The hit of the evening was the newest work on the program, Anne LeBaron's "Rite of the Black Sun," which received its world premiere. In some respects, Miss LeBaron could hardly have failed to create a fascinating tour de force with a piece that derives its musical power from 50 percussion instruments conjuring up images of a bloody peyote ritual among Tarahumara Indians in Mexico. The score weaves an appropriately hypnotic, incantatory spell, employing its exotic sound sources with sophisticated compositional skill and a sure ear for dramatic effect.
---Peter G. Davis, The New York Times
And at Tanglewood

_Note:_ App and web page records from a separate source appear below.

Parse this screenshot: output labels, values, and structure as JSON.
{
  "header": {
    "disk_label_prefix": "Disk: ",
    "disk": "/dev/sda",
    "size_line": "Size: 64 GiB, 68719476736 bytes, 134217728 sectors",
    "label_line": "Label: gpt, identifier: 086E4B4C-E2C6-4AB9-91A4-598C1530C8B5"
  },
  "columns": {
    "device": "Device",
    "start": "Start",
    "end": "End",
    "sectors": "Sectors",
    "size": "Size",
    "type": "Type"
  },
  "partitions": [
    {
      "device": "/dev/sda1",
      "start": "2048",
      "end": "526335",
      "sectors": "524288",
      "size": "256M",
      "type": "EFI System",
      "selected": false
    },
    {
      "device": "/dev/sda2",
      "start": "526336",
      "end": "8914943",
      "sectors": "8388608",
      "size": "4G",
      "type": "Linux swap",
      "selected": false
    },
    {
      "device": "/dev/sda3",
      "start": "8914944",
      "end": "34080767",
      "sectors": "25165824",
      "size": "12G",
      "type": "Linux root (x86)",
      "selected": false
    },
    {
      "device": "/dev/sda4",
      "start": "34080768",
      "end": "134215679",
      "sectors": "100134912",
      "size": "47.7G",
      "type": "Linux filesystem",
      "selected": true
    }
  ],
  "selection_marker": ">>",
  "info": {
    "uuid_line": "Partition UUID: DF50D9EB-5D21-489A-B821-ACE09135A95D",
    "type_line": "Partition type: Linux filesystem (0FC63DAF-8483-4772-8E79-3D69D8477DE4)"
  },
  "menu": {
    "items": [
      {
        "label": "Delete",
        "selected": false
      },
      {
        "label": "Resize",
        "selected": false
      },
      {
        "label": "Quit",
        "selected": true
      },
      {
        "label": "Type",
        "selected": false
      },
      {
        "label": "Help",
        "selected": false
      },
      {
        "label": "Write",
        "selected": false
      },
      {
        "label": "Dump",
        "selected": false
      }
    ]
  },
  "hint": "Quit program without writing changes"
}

Far more interesting was "Rite of the Black Sun" by Anne LeBaron, which dates from 1980 and 1987, and came to the Festival already a well-traveled success and candidate for compact disc. Aside from a quartet of energetic players, who ran around their percussive hives after every conceivable gong, drum, rattle and noisemaker, "Rite" was written for seven optional dancers, not present at this concert. According to the composer, their gyrations help to clarify the structural complexities. That "Rite" works without them was surprising, but it did. One would not have guessed an easy marriage between LeBaron's severly dry erudition and Antonin Artaud's mystical palaver in the text that inspired it. Ritualistic awe and a sense of primitive might did arise from the fantastic array of instruments. The tintinnabulation almost talked.
---Tim Salvner, The Berkshire Eagle